--- Dataset records Enclosed Below ---

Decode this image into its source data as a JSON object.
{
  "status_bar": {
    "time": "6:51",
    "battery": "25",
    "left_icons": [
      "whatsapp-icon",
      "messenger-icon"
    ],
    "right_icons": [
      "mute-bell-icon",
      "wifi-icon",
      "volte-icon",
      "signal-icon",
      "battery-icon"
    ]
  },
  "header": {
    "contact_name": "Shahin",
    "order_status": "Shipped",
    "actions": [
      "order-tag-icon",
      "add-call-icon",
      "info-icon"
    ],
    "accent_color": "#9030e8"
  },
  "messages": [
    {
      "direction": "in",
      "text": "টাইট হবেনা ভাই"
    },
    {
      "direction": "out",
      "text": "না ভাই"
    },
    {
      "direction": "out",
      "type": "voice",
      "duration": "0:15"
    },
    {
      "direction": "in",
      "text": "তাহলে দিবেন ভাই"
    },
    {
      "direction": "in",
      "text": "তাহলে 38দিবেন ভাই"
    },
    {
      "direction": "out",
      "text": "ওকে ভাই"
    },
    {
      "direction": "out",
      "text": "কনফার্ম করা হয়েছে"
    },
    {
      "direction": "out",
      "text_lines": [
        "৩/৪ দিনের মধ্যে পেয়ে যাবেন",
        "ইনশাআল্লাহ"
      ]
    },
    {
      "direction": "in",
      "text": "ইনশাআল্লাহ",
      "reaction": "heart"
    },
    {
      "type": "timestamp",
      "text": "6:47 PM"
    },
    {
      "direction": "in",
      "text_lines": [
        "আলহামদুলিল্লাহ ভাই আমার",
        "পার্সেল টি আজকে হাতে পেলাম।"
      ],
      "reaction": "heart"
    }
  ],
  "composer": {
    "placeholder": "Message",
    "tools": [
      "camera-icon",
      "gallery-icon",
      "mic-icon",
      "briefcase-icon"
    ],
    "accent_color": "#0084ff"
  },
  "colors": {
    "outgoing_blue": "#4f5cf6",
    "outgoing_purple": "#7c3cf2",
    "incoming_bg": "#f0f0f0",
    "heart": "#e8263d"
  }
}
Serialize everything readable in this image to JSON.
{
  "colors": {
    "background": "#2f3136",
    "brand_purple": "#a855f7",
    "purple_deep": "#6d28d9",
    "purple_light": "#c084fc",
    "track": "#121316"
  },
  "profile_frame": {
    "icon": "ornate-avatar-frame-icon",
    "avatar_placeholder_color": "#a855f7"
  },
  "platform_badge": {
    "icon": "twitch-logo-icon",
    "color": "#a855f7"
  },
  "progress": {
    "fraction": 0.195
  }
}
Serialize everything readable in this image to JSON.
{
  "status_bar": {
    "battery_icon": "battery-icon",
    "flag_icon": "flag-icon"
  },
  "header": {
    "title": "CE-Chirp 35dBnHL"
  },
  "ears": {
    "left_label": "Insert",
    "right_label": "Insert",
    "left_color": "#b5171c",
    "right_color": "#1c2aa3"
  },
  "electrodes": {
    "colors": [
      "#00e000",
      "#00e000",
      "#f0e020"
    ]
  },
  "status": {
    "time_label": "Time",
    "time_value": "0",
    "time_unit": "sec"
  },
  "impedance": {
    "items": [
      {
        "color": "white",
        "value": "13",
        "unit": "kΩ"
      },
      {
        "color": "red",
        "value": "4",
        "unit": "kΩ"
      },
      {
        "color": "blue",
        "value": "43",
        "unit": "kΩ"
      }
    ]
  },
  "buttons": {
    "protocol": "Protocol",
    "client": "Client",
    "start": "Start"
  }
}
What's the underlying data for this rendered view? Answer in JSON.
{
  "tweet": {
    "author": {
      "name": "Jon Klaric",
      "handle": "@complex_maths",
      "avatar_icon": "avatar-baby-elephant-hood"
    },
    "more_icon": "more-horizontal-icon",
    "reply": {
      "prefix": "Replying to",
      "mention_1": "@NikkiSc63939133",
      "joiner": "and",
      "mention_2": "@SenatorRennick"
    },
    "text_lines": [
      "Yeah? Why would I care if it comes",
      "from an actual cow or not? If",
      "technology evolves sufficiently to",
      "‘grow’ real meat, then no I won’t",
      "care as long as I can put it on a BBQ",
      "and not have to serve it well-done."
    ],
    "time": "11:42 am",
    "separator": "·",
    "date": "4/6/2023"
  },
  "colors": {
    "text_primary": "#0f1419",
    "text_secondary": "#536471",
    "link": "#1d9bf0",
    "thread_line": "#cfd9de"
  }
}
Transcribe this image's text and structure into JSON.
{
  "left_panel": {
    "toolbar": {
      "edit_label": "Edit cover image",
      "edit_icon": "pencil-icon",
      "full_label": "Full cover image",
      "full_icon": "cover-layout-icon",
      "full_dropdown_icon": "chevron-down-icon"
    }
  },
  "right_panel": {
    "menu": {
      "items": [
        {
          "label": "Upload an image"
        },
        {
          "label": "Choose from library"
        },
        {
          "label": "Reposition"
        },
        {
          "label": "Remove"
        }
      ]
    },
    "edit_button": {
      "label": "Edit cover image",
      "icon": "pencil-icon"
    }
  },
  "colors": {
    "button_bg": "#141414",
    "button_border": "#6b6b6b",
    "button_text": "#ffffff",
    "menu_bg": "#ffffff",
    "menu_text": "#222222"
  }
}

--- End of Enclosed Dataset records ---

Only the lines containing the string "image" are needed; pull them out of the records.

** Output for this exercise **
Decode this image into its source data as a JSON object.
Serialize everything readable in this image to JSON.
Serialize everything readable in this image to JSON.
Transcribe this image's text and structure into JSON.
      "edit_label": "Edit cover image",
      "full_label": "Full cover image",
          "label": "Upload an image"
      "label": "Edit cover image",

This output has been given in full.